  1. Supreme Court Amicus Brief of 19 Corporate Law Professors, Friedrichs v. California Teachers Association,” SSRN 
  2. Heather Whitney, “Friedrichs: An Unexpected Tool for Labor,” NYU Journal of Law & Liberty (2015, forthcoming)
  3. Margaret H. Zhang, “Susan B. Anthony List v. Driehaus and The (Bleak) Future Of Statutes That Ban False Statements In Political Campaigns,University of Pennsylvania Law Review (2015)
  4. Scott Bauries, “Benign Prior Restraint Rule for Public School Classroom Speech,” Education Law & Policy Review (2015)
  5. Sonja West, “Student Press Exceptionalism,” Education Law & Policy Review (2015)
  6. Jennifer E. Rothman, “Commercial Speech, Commercial Use, and the Intellectual Property Quagmire,”  Virginia Law Review (2015)
  7. Michael Kagan, “Do Immigrants Have Freedom of Speech?,” California Law Review Circuit  (2015)
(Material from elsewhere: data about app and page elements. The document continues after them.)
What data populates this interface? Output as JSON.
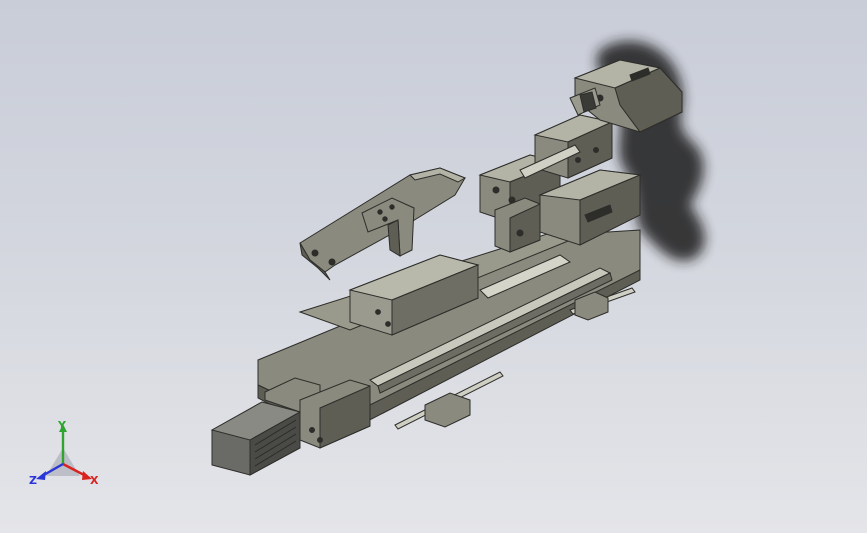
{
  "viewport": {
    "background_top": "#c9cdd8",
    "background_bottom": "#e4e5e9"
  },
  "model": {
    "part_color": "#8a8a7e",
    "part_shadow": "#5e5e55",
    "part_highlight": "#b3b3a6",
    "motor_color": "#6a6a66",
    "shadow_color": "#1b1b1b"
  },
  "triad": {
    "x_label": "X",
    "y_label": "Y",
    "z_label": "Z",
    "x_color": "#d8231f",
    "y_color": "#2fa52f",
    "z_color": "#2a35d8"
  }
}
News, Op-eds & Blog Posts

  1. Publisher sues Arizona state prisons over alleged censorship,” Associated Press, November 10, 2015
  2. David Post, “First Amendment woes in North Carolina,” The Volokh Conspiracy, November 10, 2015
  3. Carter Dougherty, “First Amendment Case on Bank Card Fees May Land in Supreme Court,” Inside Sources, November 9, 2015
  4. Rutherford Institute Arguing First Amendment Right Protection for Redskins Name,” NBC29, November 6, 2015
Justice Oliver Wendell Holmes

Justice Oliver Wendell Holmes

It was 96 Years Ago Today — Holmes, J., dissenting in Abrams v. United States 

But when men have realized that time has upset many fighting faiths, they may come to believe even more than they believe the very foundations of their own conduct that the ultimate good desired is better reached by free trade in ideas — that the best test of truth is the power of the thought to get itself accepted in the competition of the market, and that truth is the only ground upon which their wishes safely can be carried out. That, at any rate, is the theory of our Constitution. It is an experiment, as all life is an experiment.

Forthcoming: The Inside Scoop on Justice Powell’s Central Hudson Opinion 

In a forthcoming post I will discuss Justice Lewis Powell’s opinion in Central Hudson Gas & Electric Corporation v. Public Service Commission of New York (1980) and how the test in that case came about. It is a fascinating story. Stay tuned.

The Court’s 2015-2016 First Amendment Docket

Review Granted

  1. Heffernan v. Paterson, N.J. (cert. petition,  amicus brief) (see blog post here)
  2. Friedrichs v. California Teachers Association, et al. (all briefs here)

** Shapiro v. McManus  (the central issue in the case relates to whether a three-judge court is or is not required when a pleading fails to state a claim, this in the context of a First Amendment challenge to the 2011 reapportionment of congressional districts) (from Petitioners’ merits brief: “Because petitioners’ First Amendment claim is not obviously frivolous, this Court should vacate the judgments of the lower courts and remand the case with instructions to refer this entire action to a district court of three judges.”)

Review Denied

  1. Center for Competitive Politics v. Harris
  2. Building Industry Association of Washington v. Utter (amicus brief)

Pending Petitions*

  1. Sun-Times Media, LLC v. Dahlstrom
  2. Electronic Arts, Inc. v. Davis
  3. Miller v. Federal Election Commission 
  4. Rubin v. Padilla
  5. American Freedom Defense Initiative v. Massachusetts Bay Transportation Authority
  6. Yamada v. Snipes

Freedom of Information Case

The Court’s next Conference is scheduled for November 13, 2015.

Though these lists are not comprehensive, I try to track as many cases as possible. If you know of a cert. petition that is not on these lists, kindly inform me and I will post it.

Last Scheduled FAN, #84: “Paul Smith Files Cert. Petition in Right of Publicity Case

Next Scheduled FAN, #85: Wednesday, November 18, 2015

You may also like...